At the request of Dick Pierce we were able to find the graves of John Middleton and William Henry Willy. Currently both are unidentified and lay under a growth of cactus.

 

Kevin Hart grabbed a rod and we walked the general area in all directions. It was found there are graves in a 500’ area from the main graves of Celia Blaylock Earp. Brush and cactus are the main obstacles in identifying these Pioneer’s Graves. Without placing markers on each unidentified grave we are estimating there would be from 100 to 200 graves here.

 

Many of the graves are clustered indicating possible family graves. Some groups of graves numbering from two or three in a group, to eight to twelve in a group.

 

Children and female graves account for approximately one half the graves we found. Adult male graves account for the remainder.

 

Some graves are identified with headstones or some type of marker. Others are identified with rocks outlining the grave with no identification as to the name of the person buried there. Others are barely identified with a group of one or two rocks. Many are identified by a bush or cactus - a few have imploded with only a depression in the earth. Basically stating there are far more graves at this cemetery than previously indicated.

 

SUPERIOR, ARIZONA

 

Prior to visiting the Pinal cemetery, I arrived early in Superior, Arizona just before sunrise. Being an historian and a former market evaluation professional for a national hardware wholesaler, my old training kicked in.

 

Driving off the current beaten path to downtown Superior was a voyage into history. The downtown area is abandoned with the exception of approximately three businesses. As I stood in the middle of the street to take a picture you would hear the hustle and bustle of years gone by. Laughter, conversation of current events, hustle and bustle of everyday activity, and I’m sure a gun shot or two echoed down the street in the early morning. I could only imagine the activity this downtown community once generated when this was an active and prosperous mining community.

 

Figure 13

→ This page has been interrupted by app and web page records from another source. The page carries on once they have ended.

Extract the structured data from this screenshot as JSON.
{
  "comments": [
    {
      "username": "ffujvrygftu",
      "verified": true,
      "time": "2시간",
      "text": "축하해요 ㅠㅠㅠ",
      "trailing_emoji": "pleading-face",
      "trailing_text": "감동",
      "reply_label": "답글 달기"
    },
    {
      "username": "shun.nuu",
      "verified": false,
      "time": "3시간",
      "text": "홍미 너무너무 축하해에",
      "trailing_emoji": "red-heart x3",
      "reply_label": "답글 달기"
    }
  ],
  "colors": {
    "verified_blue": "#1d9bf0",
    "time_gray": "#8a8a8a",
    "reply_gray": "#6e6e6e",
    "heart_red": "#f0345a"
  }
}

Downtown Superior, AZ 11/10/07 Photo by: Neal Du Shane

 

Driving off the current beaten path to downtown Superior was a voyage into history. The downtown area is abandoned with the exception of approximately three businesses. As I stood in the middle of the street to take a picture you would hear the hustle and bustle of years gone by. Laughter, conversation of current events, hustle and bustle of everyday activity, and I’m sure a gun shot or two echoed down the street in the early morning. I could only imagine the activity this downtown community once generated when this was an active and prosperous mining community.

 

Figure 14

Downtown Superior, Arizona 11/10/2007 Photo by: Neal Du Shane

 

 

Arizona Pioneer & Cemetery Research Project

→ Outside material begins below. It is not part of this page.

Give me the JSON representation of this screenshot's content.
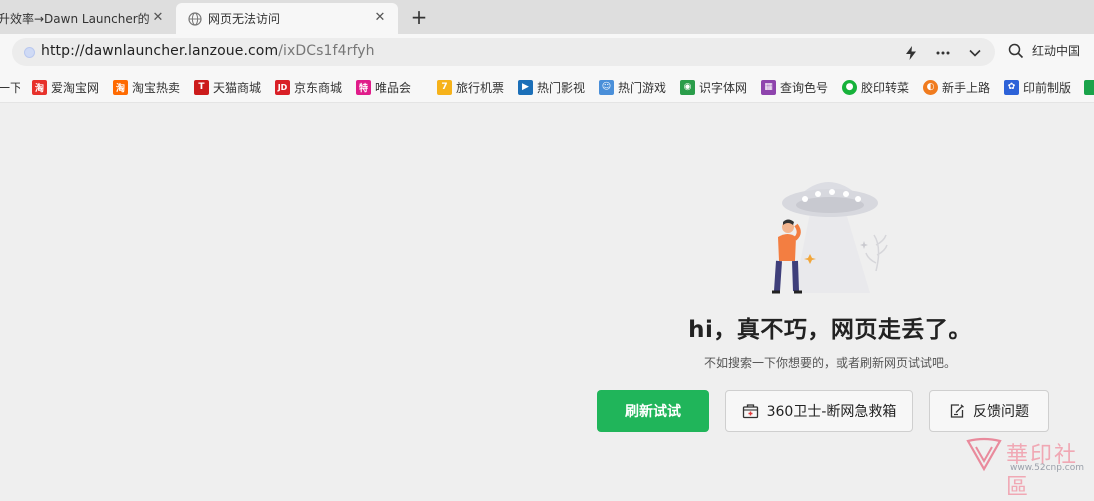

Internet Presentation

Version 111207A

 

WebMaster: Neal Du Shane

 

n.j.dushane@comcast.net

 

Link to Richard Pierce’s excellent website detailing this outing at:

 http://www.dickpierce.com/Silver/

 

 

Copyright ©2003-2007 Neal Du Shane
 All rights reserved.
Information contained within this website may be used
 for personal family history purposes, but not for financial profit of any kind.
 All contents of this website are willed to the Arizona Pioneer & Cemetery Research Project (
APCRP).

HOME | BOOSTER | CEMETERIES | EDUCATION | GHOST TOWNS | HEADSTONE 

MINOTTO | PICTURES | ROADS | JACK SWILLING | TEN DAY TRAMPS